## [THE TASK]
Scan the records for the word "Editar". Copy each line that includes it.

## [SUPPLIED MATERIAL]
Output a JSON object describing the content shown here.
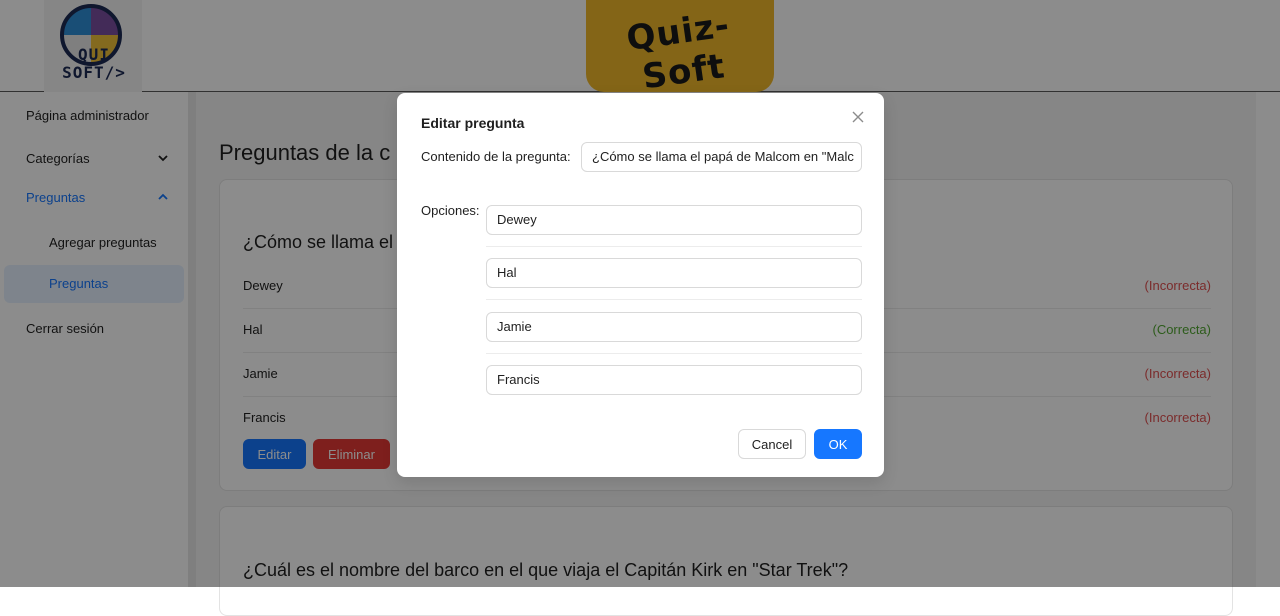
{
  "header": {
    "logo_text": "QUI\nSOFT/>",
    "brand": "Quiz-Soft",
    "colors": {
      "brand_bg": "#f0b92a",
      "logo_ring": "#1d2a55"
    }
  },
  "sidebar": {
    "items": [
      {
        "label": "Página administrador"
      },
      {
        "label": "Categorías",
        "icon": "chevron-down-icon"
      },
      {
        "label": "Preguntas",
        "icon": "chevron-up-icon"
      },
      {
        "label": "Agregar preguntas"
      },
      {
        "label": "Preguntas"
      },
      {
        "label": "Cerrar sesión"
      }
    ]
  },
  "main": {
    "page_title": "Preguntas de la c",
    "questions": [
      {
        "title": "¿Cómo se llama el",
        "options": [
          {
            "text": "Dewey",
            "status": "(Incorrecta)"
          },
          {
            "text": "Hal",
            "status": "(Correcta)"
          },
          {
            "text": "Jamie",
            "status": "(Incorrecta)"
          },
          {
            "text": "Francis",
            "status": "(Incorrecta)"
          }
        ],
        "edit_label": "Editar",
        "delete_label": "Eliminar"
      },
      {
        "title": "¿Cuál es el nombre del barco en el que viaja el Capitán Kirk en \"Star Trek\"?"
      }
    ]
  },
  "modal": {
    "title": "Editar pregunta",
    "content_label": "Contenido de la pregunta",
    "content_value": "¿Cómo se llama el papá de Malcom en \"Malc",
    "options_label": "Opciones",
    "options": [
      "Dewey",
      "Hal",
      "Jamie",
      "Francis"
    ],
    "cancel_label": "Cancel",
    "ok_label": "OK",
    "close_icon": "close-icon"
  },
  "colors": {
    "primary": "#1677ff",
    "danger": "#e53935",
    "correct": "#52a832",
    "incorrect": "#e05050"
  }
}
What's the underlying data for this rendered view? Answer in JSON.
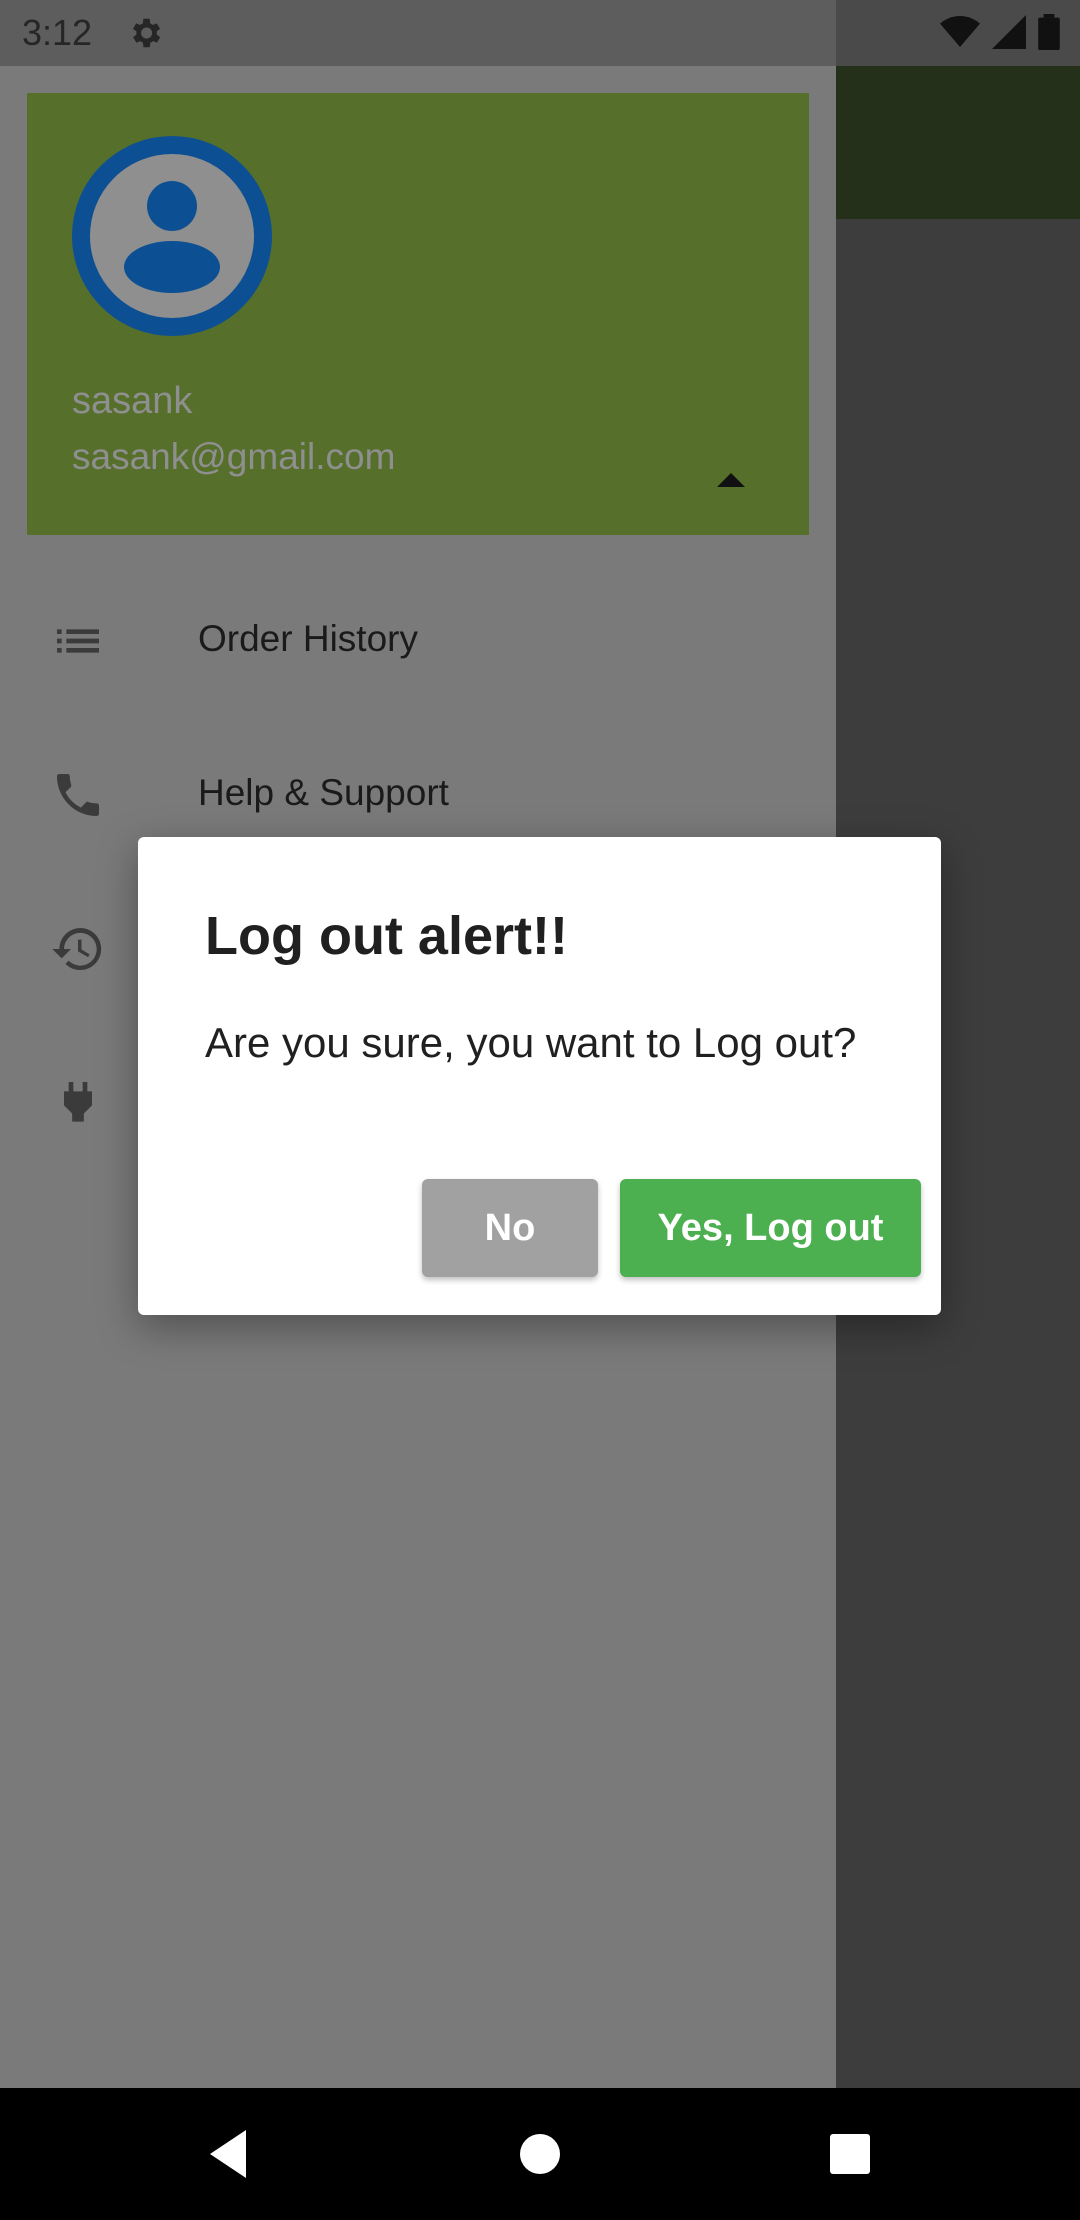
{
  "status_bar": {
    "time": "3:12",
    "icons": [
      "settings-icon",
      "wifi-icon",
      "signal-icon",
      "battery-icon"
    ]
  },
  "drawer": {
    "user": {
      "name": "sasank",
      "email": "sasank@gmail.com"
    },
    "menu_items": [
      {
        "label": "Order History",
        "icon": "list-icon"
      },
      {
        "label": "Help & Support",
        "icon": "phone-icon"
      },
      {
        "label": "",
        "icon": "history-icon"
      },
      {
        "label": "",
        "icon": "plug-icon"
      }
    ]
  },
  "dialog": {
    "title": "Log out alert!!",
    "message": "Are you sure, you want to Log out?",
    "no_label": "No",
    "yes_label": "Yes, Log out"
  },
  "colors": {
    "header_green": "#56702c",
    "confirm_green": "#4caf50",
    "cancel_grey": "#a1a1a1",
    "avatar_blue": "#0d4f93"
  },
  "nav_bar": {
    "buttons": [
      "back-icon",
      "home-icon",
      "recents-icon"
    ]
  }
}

## [PROBLEM SOLUTION]
        "edit_label": "Editar",
    "title": "Editar pregunta",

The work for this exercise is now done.